A new study, titled “Gene Expression Differences in Young Male and Female Ruptured Anterior Cruciate Ligaments,” has identified varied female-to-male expression of ribonucleic acid (RNA) molecules leading to proteins maintaining ligament structure. A news report from Science Daily indicates that female athletes are two to eight times more likely to suffer an anterior cruciate ligament (ACL) injury than males, and little research has looked specifically at the role of genetics.

For the study, a biopsy of normally discarded ruptured ACL tissue was obtained during surgery from seven male and seven female young athlete patients. The biopsies were then divided into groups for microscopic and genetics analysis. The Science Daily news report notes that 32 significantly differentially expressed genes were isolated from female and male tissue, of which 14 were neither linked to the X or Y chromosome.

The 14 remaining genes were then grouped according to skeletal muscular development, function, and cellular growth. The Science Daily news report notes that as compared to males, the microarray analysis showed altered responses in signaling pathways that regulate tissue growth and cartilage in females.

The authors of the study believe the findings represent “the tip of the iceberg” in terms of determining the role of genetics in ACL structure and tendency toward increased ligament injury in female compared to male athletes, as indicated on the Science Daily news report.

To view the abstract presentation of this research, visit: http://www.abstractsonline.com/Plan/ViewAbstract.aspx?mID=3358&sKey=47b6cfe1-82d8-4509-9b33-7f7473c13f0d&cKey=22499357-aa6a-42e8-9107-ba8e78b71386&mKey=4393d428-d755-4a34-8a63-26b1b7a349a1.

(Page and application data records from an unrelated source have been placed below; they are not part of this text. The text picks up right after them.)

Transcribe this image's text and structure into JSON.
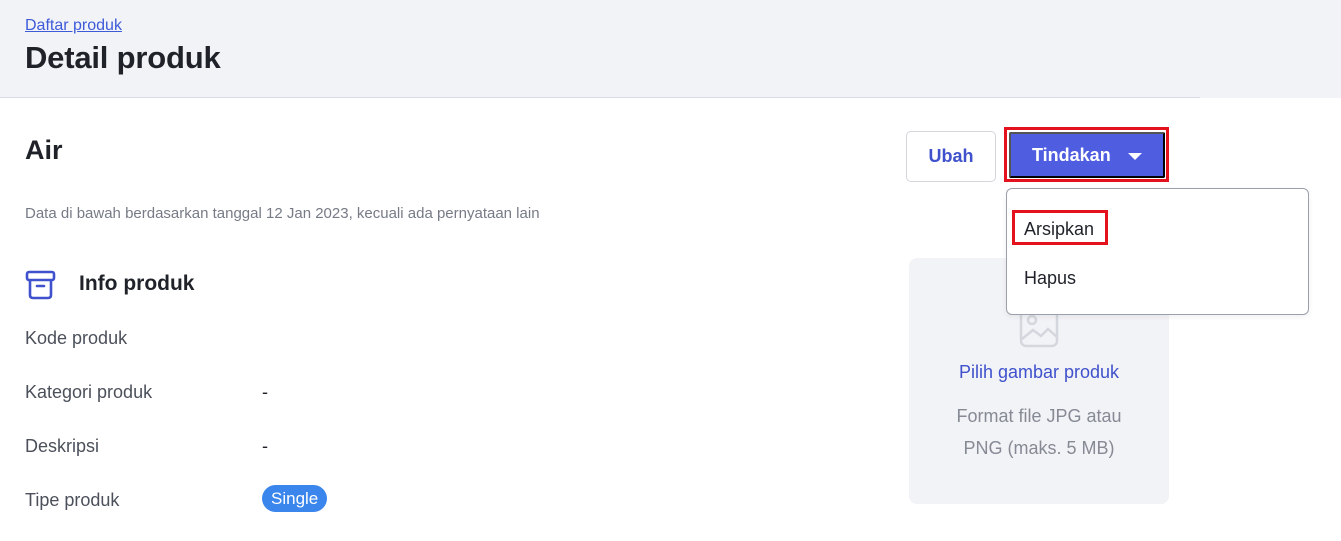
{
  "header": {
    "breadcrumb": "Daftar produk",
    "title": "Detail produk"
  },
  "product": {
    "name": "Air",
    "data_note": "Data di bawah berdasarkan tanggal 12 Jan 2023, kecuali ada pernyataan lain"
  },
  "toolbar": {
    "edit_label": "Ubah",
    "actions_label": "Tindakan",
    "actions_icon": "chevron-down-icon"
  },
  "actions_menu": {
    "items": [
      {
        "label": "Arsipkan"
      },
      {
        "label": "Hapus"
      }
    ]
  },
  "info_section": {
    "icon": "archive-box-icon",
    "title": "Info produk",
    "rows": [
      {
        "label": "Kode produk",
        "value": ""
      },
      {
        "label": "Kategori produk",
        "value": "-"
      },
      {
        "label": "Deskripsi",
        "value": "-"
      },
      {
        "label": "Tipe produk",
        "value": "Single"
      }
    ]
  },
  "image_upload": {
    "icon": "image-icon",
    "pick_label": "Pilih gambar produk",
    "hint": "Format file JPG atau PNG (maks. 5 MB)"
  },
  "colors": {
    "primary": "#4f5de0",
    "link": "#3d5bd9",
    "badge": "#3b86ec",
    "highlight": "#e3121d",
    "header_bg": "#f2f3f6"
  }
}
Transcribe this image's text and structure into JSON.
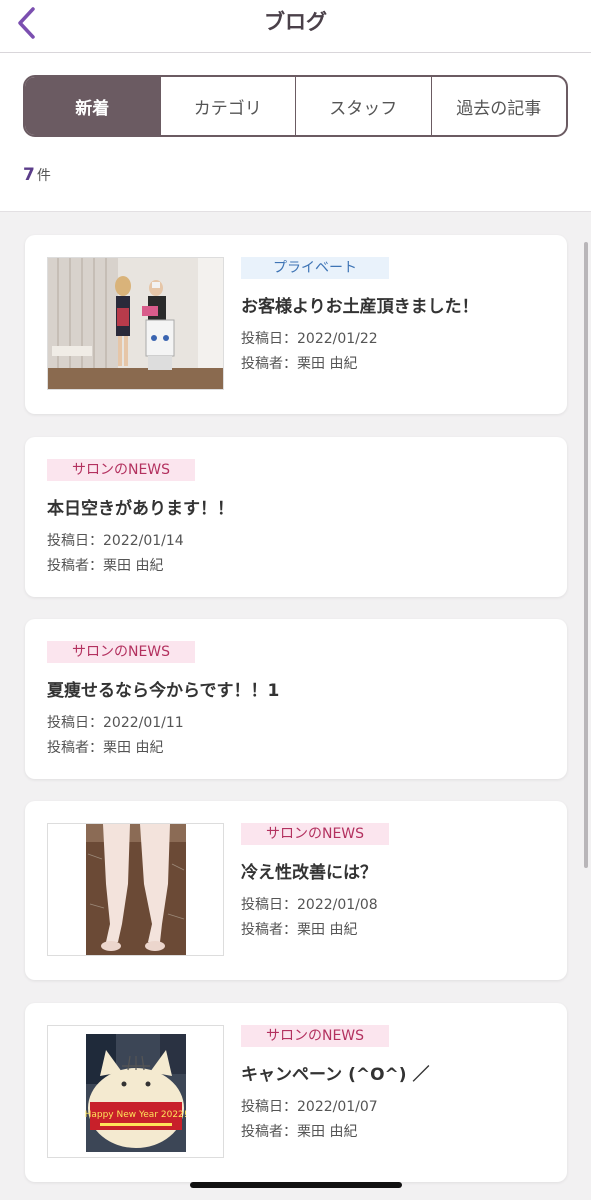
{
  "header": {
    "title": "ブログ"
  },
  "tabs": [
    {
      "label": "新着"
    },
    {
      "label": "カテゴリ"
    },
    {
      "label": "スタッフ"
    },
    {
      "label": "過去の記事"
    }
  ],
  "count": {
    "number": "7",
    "unit": "件"
  },
  "posts": [
    {
      "category": "プライベート",
      "title": "お客様よりお土産頂きました！",
      "date": "投稿日：2022/01/22",
      "author": "投稿者：栗田 由紀"
    },
    {
      "category": "サロンのNEWS",
      "title": "本日空きがあります！！",
      "date": "投稿日：2022/01/14",
      "author": "投稿者：栗田 由紀"
    },
    {
      "category": "サロンのNEWS",
      "title": "夏痩せるなら今からです！！1",
      "date": "投稿日：2022/01/11",
      "author": "投稿者：栗田 由紀"
    },
    {
      "category": "サロンのNEWS",
      "title": "冷え性改善には？",
      "date": "投稿日：2022/01/08",
      "author": "投稿者：栗田 由紀"
    },
    {
      "category": "サロンのNEWS",
      "title": "キャンペーン (^O^) ／",
      "date": "投稿日：2022/01/07",
      "author": "投稿者：栗田 由紀",
      "image_text": "Happy New Year 2022!"
    }
  ]
}
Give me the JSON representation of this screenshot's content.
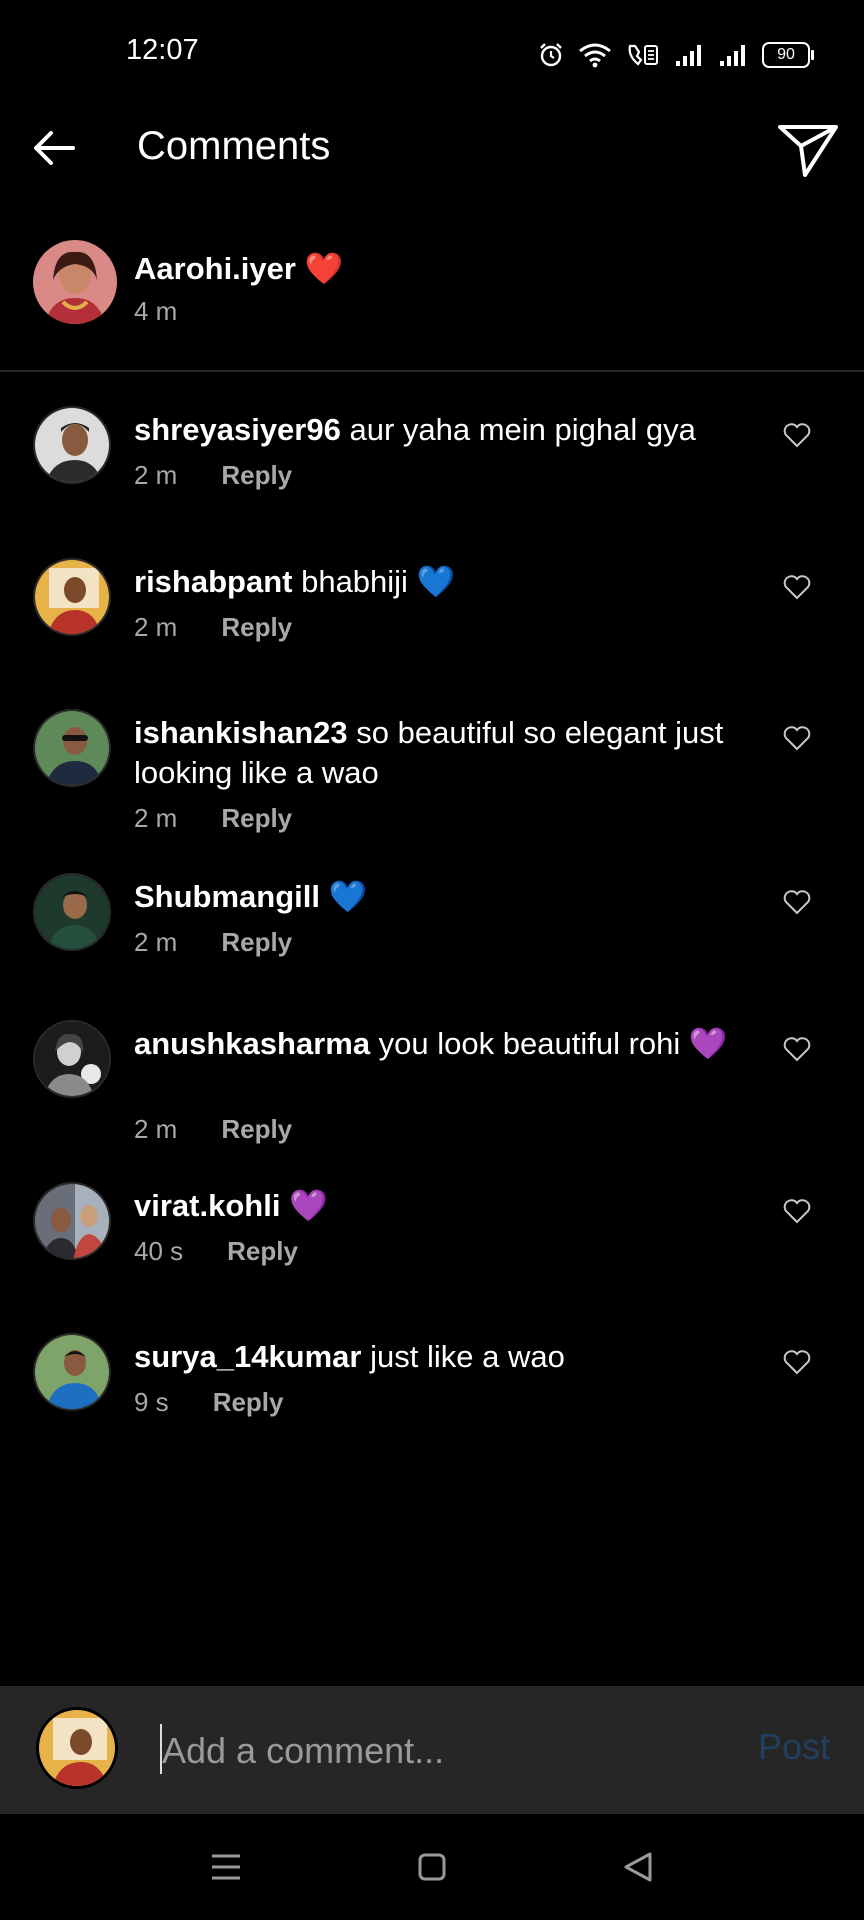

Sources:  Science Daily, American Academy of Orthopaedic Surgeons